• **EXERCISE GOAL**
The expected output is every entry, repeated exactly.

================

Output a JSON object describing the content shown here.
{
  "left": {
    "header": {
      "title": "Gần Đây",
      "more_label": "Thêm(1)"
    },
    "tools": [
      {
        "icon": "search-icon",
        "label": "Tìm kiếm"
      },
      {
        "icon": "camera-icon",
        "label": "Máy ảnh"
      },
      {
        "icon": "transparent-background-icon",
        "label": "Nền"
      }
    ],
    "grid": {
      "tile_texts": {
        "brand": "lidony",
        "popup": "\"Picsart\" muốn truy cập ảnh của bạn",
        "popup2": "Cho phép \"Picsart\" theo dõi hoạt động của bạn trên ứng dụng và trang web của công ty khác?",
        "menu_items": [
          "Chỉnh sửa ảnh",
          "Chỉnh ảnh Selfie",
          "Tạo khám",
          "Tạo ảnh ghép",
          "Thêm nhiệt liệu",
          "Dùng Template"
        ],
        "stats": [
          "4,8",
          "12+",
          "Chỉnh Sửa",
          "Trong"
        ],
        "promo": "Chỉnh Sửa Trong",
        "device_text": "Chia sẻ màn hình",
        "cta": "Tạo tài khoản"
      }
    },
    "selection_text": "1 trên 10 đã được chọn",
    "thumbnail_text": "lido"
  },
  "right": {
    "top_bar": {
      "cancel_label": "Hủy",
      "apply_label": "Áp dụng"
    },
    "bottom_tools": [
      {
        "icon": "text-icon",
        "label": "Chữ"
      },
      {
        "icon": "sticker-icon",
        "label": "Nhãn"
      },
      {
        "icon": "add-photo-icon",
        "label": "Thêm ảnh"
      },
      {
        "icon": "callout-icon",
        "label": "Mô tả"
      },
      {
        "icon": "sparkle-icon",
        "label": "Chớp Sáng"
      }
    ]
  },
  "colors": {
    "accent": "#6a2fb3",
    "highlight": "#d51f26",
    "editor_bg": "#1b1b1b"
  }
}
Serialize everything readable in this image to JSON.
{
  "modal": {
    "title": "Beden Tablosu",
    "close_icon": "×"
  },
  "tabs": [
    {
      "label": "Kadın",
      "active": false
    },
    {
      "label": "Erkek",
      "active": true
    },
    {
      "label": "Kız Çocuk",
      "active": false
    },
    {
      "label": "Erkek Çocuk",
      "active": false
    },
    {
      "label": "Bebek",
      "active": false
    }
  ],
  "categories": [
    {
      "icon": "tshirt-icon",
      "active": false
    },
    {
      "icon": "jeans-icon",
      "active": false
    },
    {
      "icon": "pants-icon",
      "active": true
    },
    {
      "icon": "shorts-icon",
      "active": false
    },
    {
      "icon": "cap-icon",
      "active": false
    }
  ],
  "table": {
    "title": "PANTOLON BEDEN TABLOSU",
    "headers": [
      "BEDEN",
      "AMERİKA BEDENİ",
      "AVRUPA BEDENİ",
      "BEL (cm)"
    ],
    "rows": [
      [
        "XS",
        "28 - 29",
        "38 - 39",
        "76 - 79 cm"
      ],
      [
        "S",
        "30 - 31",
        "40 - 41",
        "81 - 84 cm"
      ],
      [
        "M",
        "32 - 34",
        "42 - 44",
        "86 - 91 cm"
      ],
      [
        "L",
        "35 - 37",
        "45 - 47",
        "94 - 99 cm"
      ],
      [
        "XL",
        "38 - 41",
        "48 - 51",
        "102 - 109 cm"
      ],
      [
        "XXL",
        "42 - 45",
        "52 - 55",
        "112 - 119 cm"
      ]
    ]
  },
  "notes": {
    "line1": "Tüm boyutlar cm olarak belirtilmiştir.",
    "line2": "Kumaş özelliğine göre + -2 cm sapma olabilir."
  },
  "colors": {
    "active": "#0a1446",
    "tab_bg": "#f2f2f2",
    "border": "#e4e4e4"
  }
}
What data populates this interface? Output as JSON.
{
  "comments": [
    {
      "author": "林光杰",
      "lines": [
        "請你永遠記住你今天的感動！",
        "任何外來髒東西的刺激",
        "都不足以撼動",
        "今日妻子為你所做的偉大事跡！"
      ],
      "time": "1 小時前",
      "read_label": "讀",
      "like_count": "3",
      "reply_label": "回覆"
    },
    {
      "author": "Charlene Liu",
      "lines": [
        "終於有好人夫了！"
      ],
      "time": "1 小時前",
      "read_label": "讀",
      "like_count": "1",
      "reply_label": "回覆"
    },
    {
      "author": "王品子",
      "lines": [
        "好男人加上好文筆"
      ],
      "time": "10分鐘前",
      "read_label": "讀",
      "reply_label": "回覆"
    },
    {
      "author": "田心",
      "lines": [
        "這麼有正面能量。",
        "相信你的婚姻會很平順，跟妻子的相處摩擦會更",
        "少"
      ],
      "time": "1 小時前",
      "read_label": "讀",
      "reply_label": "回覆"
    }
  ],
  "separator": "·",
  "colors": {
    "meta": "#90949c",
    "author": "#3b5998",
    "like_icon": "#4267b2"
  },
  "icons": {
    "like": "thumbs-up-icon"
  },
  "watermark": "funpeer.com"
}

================

• **TASK ANSWER**
Output a JSON object describing the content shown here.
{
  "left": {
    "header": {
      "title": "Gần Đây",
      "more_label": "Thêm(1)"
    },
    "tools": [
      {
        "icon": "search-icon",
        "label": "Tìm kiếm"
      },
      {
        "icon": "camera-icon",
        "label": "Máy ảnh"
      },
      {
        "icon": "transparent-background-icon",
        "label": "Nền"
      }
    ],
    "grid": {
      "tile_texts": {
        "brand": "lidony",
        "popup": "\"Picsart\" muốn truy cập ảnh của bạn",
        "popup2": "Cho phép \"Picsart\" theo dõi hoạt động của bạn trên ứng dụng và trang web của công ty khác?",
        "menu_items": [
          "Chỉnh sửa ảnh",
          "Chỉnh ảnh Selfie",
          "Tạo khám",
          "Tạo ảnh ghép",
          "Thêm nhiệt liệu",
          "Dùng Template"
        ],
        "stats": [
          "4,8",
          "12+",
          "Chỉnh Sửa",
          "Trong"
        ],
        "promo": "Chỉnh Sửa Trong",
        "device_text": "Chia sẻ màn hình",
        "cta": "Tạo tài khoản"
      }
    },
    "selection_text": "1 trên 10 đã được chọn",
    "thumbnail_text": "lido"
  },
  "right": {
    "top_bar": {
      "cancel_label": "Hủy",
      "apply_label": "Áp dụng"
    },
    "bottom_tools": [
      {
        "icon": "text-icon",
        "label": "Chữ"
      },
      {
        "icon": "sticker-icon",
        "label": "Nhãn"
      },
      {
        "icon": "add-photo-icon",
        "label": "Thêm ảnh"
      },
      {
        "icon": "callout-icon",
        "label": "Mô tả"
      },
      {
        "icon": "sparkle-icon",
        "label": "Chớp Sáng"
      }
    ]
  },
  "colors": {
    "accent": "#6a2fb3",
    "highlight": "#d51f26",
    "editor_bg": "#1b1b1b"
  }
}
Serialize everything readable in this image to JSON.
{
  "modal": {
    "title": "Beden Tablosu",
    "close_icon": "×"
  },
  "tabs": [
    {
      "label": "Kadın",
      "active": false
    },
    {
      "label": "Erkek",
      "active": true
    },
    {
      "label": "Kız Çocuk",
      "active": false
    },
    {
      "label": "Erkek Çocuk",
      "active": false
    },
    {
      "label": "Bebek",
      "active": false
    }
  ],
  "categories": [
    {
      "icon": "tshirt-icon",
      "active": false
    },
    {
      "icon": "jeans-icon",
      "active": false
    },
    {
      "icon": "pants-icon",
      "active": true
    },
    {
      "icon": "shorts-icon",
      "active": false
    },
    {
      "icon": "cap-icon",
      "active": false
    }
  ],
  "table": {
    "title": "PANTOLON BEDEN TABLOSU",
    "headers": [
      "BEDEN",
      "AMERİKA BEDENİ",
      "AVRUPA BEDENİ",
      "BEL (cm)"
    ],
    "rows": [
      [
        "XS",
        "28 - 29",
        "38 - 39",
        "76 - 79 cm"
      ],
      [
        "S",
        "30 - 31",
        "40 - 41",
        "81 - 84 cm"
      ],
      [
        "M",
        "32 - 34",
        "42 - 44",
        "86 - 91 cm"
      ],
      [
        "L",
        "35 - 37",
        "45 - 47",
        "94 - 99 cm"
      ],
      [
        "XL",
        "38 - 41",
        "48 - 51",
        "102 - 109 cm"
      ],
      [
        "XXL",
        "42 - 45",
        "52 - 55",
        "112 - 119 cm"
      ]
    ]
  },
  "notes": {
    "line1": "Tüm boyutlar cm olarak belirtilmiştir.",
    "line2": "Kumaş özelliğine göre + -2 cm sapma olabilir."
  },
  "colors": {
    "active": "#0a1446",
    "tab_bg": "#f2f2f2",
    "border": "#e4e4e4"
  }
}
What data populates this interface? Output as JSON.
{
  "comments": [
    {
      "author": "林光杰",
      "lines": [
        "請你永遠記住你今天的感動！",
        "任何外來髒東西的刺激",
        "都不足以撼動",
        "今日妻子為你所做的偉大事跡！"
      ],
      "time": "1 小時前",
      "read_label": "讀",
      "like_count": "3",
      "reply_label": "回覆"
    },
    {
      "author": "Charlene Liu",
      "lines": [
        "終於有好人夫了！"
      ],
      "time": "1 小時前",
      "read_label": "讀",
      "like_count": "1",
      "reply_label": "回覆"
    },
    {
      "author": "王品子",
      "lines": [
        "好男人加上好文筆"
      ],
      "time": "10分鐘前",
      "read_label": "讀",
      "reply_label": "回覆"
    },
    {
      "author": "田心",
      "lines": [
        "這麼有正面能量。",
        "相信你的婚姻會很平順，跟妻子的相處摩擦會更",
        "少"
      ],
      "time": "1 小時前",
      "read_label": "讀",
      "reply_label": "回覆"
    }
  ],
  "separator": "·",
  "colors": {
    "meta": "#90949c",
    "author": "#3b5998",
    "like_icon": "#4267b2"
  },
  "icons": {
    "like": "thumbs-up-icon"
  },
  "watermark": "funpeer.com"
}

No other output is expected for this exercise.